George Kurien has been teaching German for the past 25 years. Efforts are on to publish his detailed notes as study material for aspiring students
“I hope you keep time,” George Kurien says, a tad sternly over telephone, for an interview at 11.30 a.m. The 73-year-old German teacher is “very particular” about time. He does not use a cell phone and believes in learning for the sake of knowledge. Prof. Kurien holds the values of the old world close to his heart. Old world because “learning these days has become purely examination-oriented. There is no sincerity. Since when have we become so materialistic?” he asks.
For over 25 years, Kurien has been teaching German. A room on the upper storey of his house in Kacheripadi is his classroom, where he spends the entire day—from 5.30 a.m. to 6.30 p.m. Generations of students have learnt German from him, most of them with an aim of migrating to Germany. “I still get a lot of calls from students who want to know if they would get a certificate from me. But I refuse. I teach a language,” he says.
An M.Sc in chemistry from Maharaja's College, Kochi, Kurien started his teaching career at Sacred Heart College, Thevara, as a chemistry professor. When he won a scholarship from the German Cultural Ministry for doing research in oils and fats, he decided to move to Germany. “It was the 60s and I was only 21. I did not know a word of German and I went without any training.” For three months he found it extremely difficult to communicate. “It did not affect my work much, for if you know the language of chemistry, spoken language is not a barrier.”
However, Kurien was determined to teach himself German. He attended a short course and later, worked on the ethos of the language. By the time he returned to India in 1970, he was fluent in German. “I could read and write and speak and enjoy the language.” Though teaching was never on the horizon, Kurien’s sister, who was a German teacher at the Cochin University of Science and Technology, entrusted a few of her students to his care. “That was a small batch and I learnt that I enjoyed imparting my knowledge of the language.” Even as he started his own company, Noah Marine Paints in Aroor, which deals with marine paints and resins, he continued teaching German.
Kurien’s students say he teaches language like he would chemistry—scientific and extremely methodical. Considered to be one of the most difficult of European languages, German requires thorough understanding and practice. Right from the first day, Kurien teaches his students to read and speak. “Speaking is to make sentences.

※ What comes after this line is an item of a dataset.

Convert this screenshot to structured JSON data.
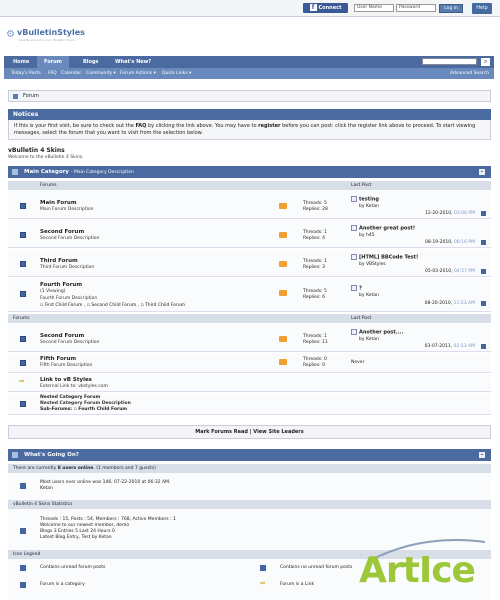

If you can make sentences, you can speak,” he says.
Importance of sincerity
Kurien believes one can learn a language and do justice to it only if it is for a purpose. “You need to use it regularly. I think students are sincere to it only when there is a necessity.” He turns down students who come to learn German for the sake of love for the language. “It may seem harsh. But in my experience, very few people have actually learnt it for the joy of learning. Most of them drop out after a few classes.” However, there are a few whom he entertains. For instance, he recently had a 60-year-old retired bank officer, who approached him for classes. “He just wanted to go to Germany to be with his daughter for a few months. Knowledge of the language is not required, but he insisted that I teach him and I did. He did a good job.”

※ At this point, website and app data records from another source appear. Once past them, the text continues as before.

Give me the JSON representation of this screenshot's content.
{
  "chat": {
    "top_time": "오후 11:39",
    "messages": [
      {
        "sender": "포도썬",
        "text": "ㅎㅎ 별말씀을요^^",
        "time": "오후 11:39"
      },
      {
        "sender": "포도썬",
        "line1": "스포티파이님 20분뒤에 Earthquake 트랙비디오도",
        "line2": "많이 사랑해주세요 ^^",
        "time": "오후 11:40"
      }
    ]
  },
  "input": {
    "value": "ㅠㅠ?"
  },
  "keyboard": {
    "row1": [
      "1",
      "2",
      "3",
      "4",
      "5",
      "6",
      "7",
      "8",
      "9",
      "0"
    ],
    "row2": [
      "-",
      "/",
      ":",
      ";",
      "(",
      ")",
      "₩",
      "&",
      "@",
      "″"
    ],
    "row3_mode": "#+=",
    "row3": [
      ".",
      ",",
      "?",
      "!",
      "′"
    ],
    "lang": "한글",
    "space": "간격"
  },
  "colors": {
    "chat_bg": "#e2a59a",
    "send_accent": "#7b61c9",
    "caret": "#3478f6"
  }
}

Demand for German is growing and Kurien still gets calls from institutions and students. “But I discourage them. I am not a peddler. I cannot bring language to your doorstep. Education is something you have to seek.” In his free time, he translates documents, manuscripts and correspondences from German to English and vice versa. Kurien keeps his interest alive by reading fiction as well as non-fiction in German. Among his favourites are The Magic Mountain by Thomas Mann and works by Heinrich Boll. Efforts are on to publish Kurien’s detailed notes as study material for aspiring students.